No coercive action against comedian Bharti Singh in hurting religious sentiments case: HC to Punjab Police

High court had passed similar order on the plea of Bollywood actor Raveena Tandon and director Farah Khan, who too have been booked under Section Section 295-A of the IPC for hurting religious sentiments

chandigarh Updated: Jan 27, 2020 13:19 IST
HT Correspondent
HT Correspondent
Hindustan Times, Chandigarh
(From left) Actor Raveena Tandon, director Farah Khan and comedian Bharti Singh  were named in an FIR at Ajnala in Amritsar district for outraging religious feelings in December.
(From left) Actor Raveena Tandon, director Farah Khan and comedian Bharti Singh were named in an FIR at Ajnala in Amritsar district for outraging religious feelings in December. (HT photos)

The Punjab and Haryana high court on Monday restrained Punjab Police from taking coercive steps against comedian Bharti Singh, who has been booked for hurting religious sentiments.

The high court bench of justice Sudip Ahluwalia acted on Bharti Singh’s plea for quashing a first information report (FIR) at Ajnala on December 25 for alleged deliberate and malicious acts intended to outrage religious feelings.

On Thursday, the high court had passed a similar order on the plea of Bollywood actor Raveena Tandon and director Farah Khan, who too have been booked under Section Section 295-A of the Indian Penal Code (deliberate and malicious acts intended to outrage religious feelings).

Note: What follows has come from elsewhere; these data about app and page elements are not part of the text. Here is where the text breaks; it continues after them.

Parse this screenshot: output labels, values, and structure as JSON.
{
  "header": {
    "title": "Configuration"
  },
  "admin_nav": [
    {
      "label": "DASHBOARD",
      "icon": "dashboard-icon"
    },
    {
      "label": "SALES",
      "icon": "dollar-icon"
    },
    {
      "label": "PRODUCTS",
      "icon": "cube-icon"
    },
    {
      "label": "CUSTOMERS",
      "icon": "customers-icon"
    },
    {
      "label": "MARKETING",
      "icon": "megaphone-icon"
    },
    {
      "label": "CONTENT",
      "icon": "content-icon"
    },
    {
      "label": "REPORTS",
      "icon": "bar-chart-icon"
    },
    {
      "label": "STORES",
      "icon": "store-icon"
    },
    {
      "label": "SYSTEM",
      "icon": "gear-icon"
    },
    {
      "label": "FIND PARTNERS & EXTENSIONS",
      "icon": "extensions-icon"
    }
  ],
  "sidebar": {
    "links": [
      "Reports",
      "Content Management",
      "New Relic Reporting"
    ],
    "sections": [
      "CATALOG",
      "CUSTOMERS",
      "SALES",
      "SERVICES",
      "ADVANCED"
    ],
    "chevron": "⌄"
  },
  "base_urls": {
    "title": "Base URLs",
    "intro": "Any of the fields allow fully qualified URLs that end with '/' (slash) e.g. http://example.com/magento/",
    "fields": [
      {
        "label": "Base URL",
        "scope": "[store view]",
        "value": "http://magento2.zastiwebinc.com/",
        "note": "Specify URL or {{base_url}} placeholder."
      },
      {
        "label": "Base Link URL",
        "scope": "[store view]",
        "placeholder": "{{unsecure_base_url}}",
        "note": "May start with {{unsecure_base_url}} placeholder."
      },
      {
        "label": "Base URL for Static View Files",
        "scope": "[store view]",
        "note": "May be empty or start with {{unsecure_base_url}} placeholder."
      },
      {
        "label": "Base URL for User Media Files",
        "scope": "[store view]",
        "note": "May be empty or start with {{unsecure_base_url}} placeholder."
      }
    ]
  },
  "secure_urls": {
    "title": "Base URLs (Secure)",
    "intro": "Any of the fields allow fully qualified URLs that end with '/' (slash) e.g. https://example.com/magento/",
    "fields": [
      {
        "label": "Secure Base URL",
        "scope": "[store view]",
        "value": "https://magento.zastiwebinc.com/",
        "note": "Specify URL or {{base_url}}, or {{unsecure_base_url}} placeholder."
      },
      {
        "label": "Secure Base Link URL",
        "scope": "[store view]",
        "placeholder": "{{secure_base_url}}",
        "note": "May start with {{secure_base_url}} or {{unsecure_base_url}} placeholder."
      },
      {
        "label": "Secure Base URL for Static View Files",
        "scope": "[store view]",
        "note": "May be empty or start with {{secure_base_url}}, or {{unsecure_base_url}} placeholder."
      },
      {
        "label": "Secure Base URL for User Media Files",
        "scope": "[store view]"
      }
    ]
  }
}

Bharti’s advocate Abhinav Sood said that actress Raveena Tandon and she were asked to spell a word and disclose its meaning on the show. While Tandon spelt it correctly, Bharti misspelt it. It apparently meant that Bharti did not know the word and was referring to another word in Hindi, he had told the court, adding that now what was being construed as hurting religious sentiments was unintentional.

Sood said that the show in question was for entertaining people and it was a non-fiction quiz show. In this situation, no ill intention on the part of Bharti can be attributed by any stretch imagination, he said.

It has been argued before the court that the FIR was based on hearsay, while to establish offence under Section 295-A, it needs to be done deliberately and with intent to outrage the religious feelings of any class. In this case, however, deliberate intention on the part of the petitioner is not made out, it was argued.